I hope you also enjoyed your St. Amand Day, taking the time to honor the brewers, innkeepers and bartenders (and presumably also hopgrowers) in your life! Because, let's face it, life would seriously suck without them.

Tuesday, February 1, 2011

Cochon Butcher

Have been intrigued this week by word of the Cochon Butcher's mini-king cakes. Since we don't do king cakes in my office, my king cake exposure is fairly limited. Sure, I can buy one from Haydel's or Sucre, or Rouses, but there's no way we can eat an entire full sized one.

Enter Cochon Butcher- their mini king cakes are perfect for 2 people! Also, instead of a plastic baby to put in, they provide a wee rubber piggy! Aw, it's cute.


(photo courtesy of NOLA.com)

There's actually a whole mini king cake trend happening this year, apparently. I still gotta get my hands on the Hubig king cake.

So last night I stopped by to investigate the king cake situation there, and ended up buying 2, because I was hungry and indecisive. Got the cinnamon (which is the most traditional, no filling kind) and the chocolate filled one. I needed to kill some time before picking Tom up from work, so I sat at the bar and had a Miss Piggy Does Bourbon Street cocktail- their homemade cherry lemonade with their own cherry bounce. Dang, it's so good that I had two. Not a bad night, start the evening with a couple cherry bounce lemonades and end it in jammies eating 2 different kinds of king cake.

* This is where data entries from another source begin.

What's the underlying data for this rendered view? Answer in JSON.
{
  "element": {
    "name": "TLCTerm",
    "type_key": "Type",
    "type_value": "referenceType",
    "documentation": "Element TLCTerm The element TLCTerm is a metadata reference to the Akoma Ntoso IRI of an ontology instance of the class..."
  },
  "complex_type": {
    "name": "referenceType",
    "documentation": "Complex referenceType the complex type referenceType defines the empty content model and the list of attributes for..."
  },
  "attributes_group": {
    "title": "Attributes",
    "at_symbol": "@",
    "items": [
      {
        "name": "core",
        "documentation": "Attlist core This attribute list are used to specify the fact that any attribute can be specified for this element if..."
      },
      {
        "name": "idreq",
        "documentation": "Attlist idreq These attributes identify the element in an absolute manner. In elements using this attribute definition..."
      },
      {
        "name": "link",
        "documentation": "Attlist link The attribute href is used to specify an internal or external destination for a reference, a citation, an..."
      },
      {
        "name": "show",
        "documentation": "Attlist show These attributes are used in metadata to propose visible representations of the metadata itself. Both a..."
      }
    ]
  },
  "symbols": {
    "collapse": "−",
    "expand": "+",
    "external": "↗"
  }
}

Because I love chocolate, I really liked the chocolate filled one- it was basically high quality chocolate melted and poured into the center and hardened up. Nom. Didn't overwhelm the flavor of the cake itself. I kinda ate up most of the chocolate one and didn't have a lot of room left for the cinnamon one- but it was good. Spicy, yeasty, delicious.

Tonight, we weren't in the mood to cook or shop or go to a fancy place, so we stopped at the Butcher again, this time for dinner. I, of course, had a couple of the Miss Piggy Cocktails. Tom got the pastrami sandwich grilled up nice with sauerkraut and cheese. He enjoyed it, especially the bits of the meat and cheese that got a little crunchy from the grilling.

I had 2 small plates- their mac & cheese with pancetta, a dish I have had and loved before, as well as a special I snagged before it got 86'd- their duck & dumplings. Like chicken & dumplings but with duck. And DAMN THAT IS GOOD STUFF. If you ever see it on their specials, jump on board!

Got the last strawberry cream filled king cake to take home with us. I just had a piece and will have another as soon as I am finished with this blog entry- the strawberry filling is really good- it actually tastes like strawberries, but doesn't overwhelm the classic king cake flavor.

The only flavor I have left at Cochon Butcher is the praline, and I'm sure we'll get to that before the week is out.

Rest assured, I am doing all I can to sample as much king cake I can for your edification this Carnival season.